Unfortunately this race has a lot of casualties it can’t afford, not the least of whom are the bystanders silently listening.  We often forget that social media isn’t confined to our living rooms, despite the fact that we are sitting in ours wearing our chocolate stained pyjamas.  We aren’t on the phone with our mothers and we’re not in a closed room with the other people commenting on our posts.  We are, in fact, in front of a large, mostly silent audience, writing permanent phrases that are easily copied, shared and forever etched on the minds of people we don’t even know.  It’s been a while now, but I still remember reading an emphatic response to one of my early and tentative questions – a response that cut me down to size through the use of some pretty harsh language and which ended in a statement about my capabilities as a trainer… all based on very little information.  Thinking about it now gives me a very visceral response – it had that much impact on me.  I have to wonder how it affected other people who were reading that thread and considering whether or not to post their stories.
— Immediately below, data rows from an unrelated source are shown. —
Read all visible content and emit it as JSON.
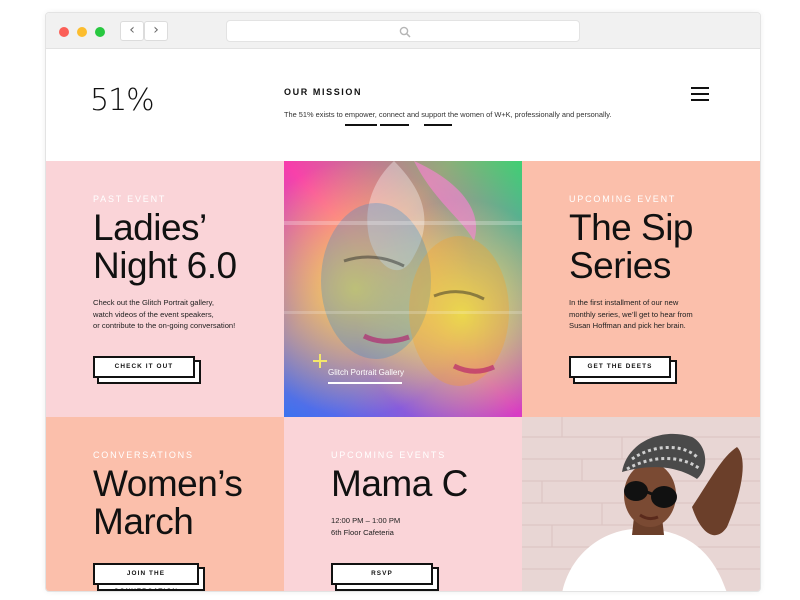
{
  "browser": {
    "back_label": "‹",
    "forward_label": "›",
    "search_icon": "search-icon"
  },
  "header": {
    "logo": "51%",
    "mission_title": "OUR MISSION",
    "mission_text": "The 51% exists to empower, connect and support the women of W+K, professionally and personally."
  },
  "tiles": {
    "ladies": {
      "eyebrow": "PAST EVENT",
      "headline_line1": "Ladies’",
      "headline_line2": "Night 6.0",
      "body_line1": "Check out the Glitch Portrait gallery,",
      "body_line2": "watch videos of the event speakers,",
      "body_line3": "or contribute to the on-going conversation!",
      "cta": "CHECK IT OUT"
    },
    "gallery": {
      "caption": "Glitch Portrait Gallery"
    },
    "sip": {
      "eyebrow": "UPCOMING EVENT",
      "headline_line1": "The Sip",
      "headline_line2": "Series",
      "body_line1": "In the first installment of our new",
      "body_line2": "monthly series, we’ll get to hear from",
      "body_line3": "Susan Hoffman and pick her brain.",
      "cta": "GET THE DEETS"
    },
    "womens_march": {
      "eyebrow": "CONVERSATIONS",
      "headline_line1": "Women’s",
      "headline_line2": "March",
      "cta": "JOIN THE CONVERSATION"
    },
    "mama_c": {
      "eyebrow": "UPCOMING EVENTS",
      "headline_line1": "Mama C",
      "body_line1": "12:00 PM – 1:00 PM",
      "body_line2": "6th Floor Cafeteria",
      "cta": "RSVP"
    }
  },
  "colors": {
    "pink": "#fad4d8",
    "peach": "#fbbfab",
    "gallery_accent": "#f4e76a"
  }
}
The truth is, we are passionate people who will never agree on many of the details of dog stuff – and neither should we.  This past year at the SPARCS 2013 conference held in Seattle, Washington, Adam Miklosi gave one of the most compelling and important talks I had heard in a very long time, all about how diversity in scientific circles is so very critical to the health of science as a whole.  He argued that those who believe in what couldn’t be explained are just as vital as those who require unimpeachable proof.  Together, they keep each other striving for better understanding and inspire the evolution of thought and method, which in turn strengthens their institution.   I believe strongly that we can borrow of this wisdom to better our canine communities.   While there are some absolutes on which we should all agree (and likely do already), we do not need to have everyone agree with us about every detail in order to live and interact in harmony, or at least without plotting to blow one another up.   I truly believe that diversity makes the world a beautiful place, a wondrous place;  a place where we can continue to learn and grow – and yes, defend our viewpoints with passion but never lose respect for the worth in the views of our neighbor.
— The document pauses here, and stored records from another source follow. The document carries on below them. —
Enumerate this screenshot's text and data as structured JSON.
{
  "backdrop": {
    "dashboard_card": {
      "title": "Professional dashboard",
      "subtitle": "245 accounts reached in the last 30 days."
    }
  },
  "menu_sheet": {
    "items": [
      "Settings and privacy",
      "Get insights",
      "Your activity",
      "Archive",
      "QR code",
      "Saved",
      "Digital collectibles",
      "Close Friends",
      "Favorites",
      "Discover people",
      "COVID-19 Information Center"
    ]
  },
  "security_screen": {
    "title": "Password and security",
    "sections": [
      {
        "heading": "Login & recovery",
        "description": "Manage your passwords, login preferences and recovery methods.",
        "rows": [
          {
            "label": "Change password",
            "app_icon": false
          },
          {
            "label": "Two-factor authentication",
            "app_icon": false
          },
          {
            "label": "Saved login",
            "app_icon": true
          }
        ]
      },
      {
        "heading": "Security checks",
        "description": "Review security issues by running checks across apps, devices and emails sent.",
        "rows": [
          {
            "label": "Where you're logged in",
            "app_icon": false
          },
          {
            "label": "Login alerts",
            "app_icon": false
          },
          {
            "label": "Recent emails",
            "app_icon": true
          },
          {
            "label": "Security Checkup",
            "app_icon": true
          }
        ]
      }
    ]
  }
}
I challenge you to not allow your passion and “right fighting” to keep us from working together for the welfare of our canine friends.  When the public is being innundated as they are with the confusing methods and dominance theory spouted by the likes of Cesar Millan and Nat Geo, it is far beyond time we look for the good in each other and help each other to grow, learn and become productive proponents of this kinder method of training.  The dogs are the ones who will benefit.

No small victory on social media is worth jeopardizing that.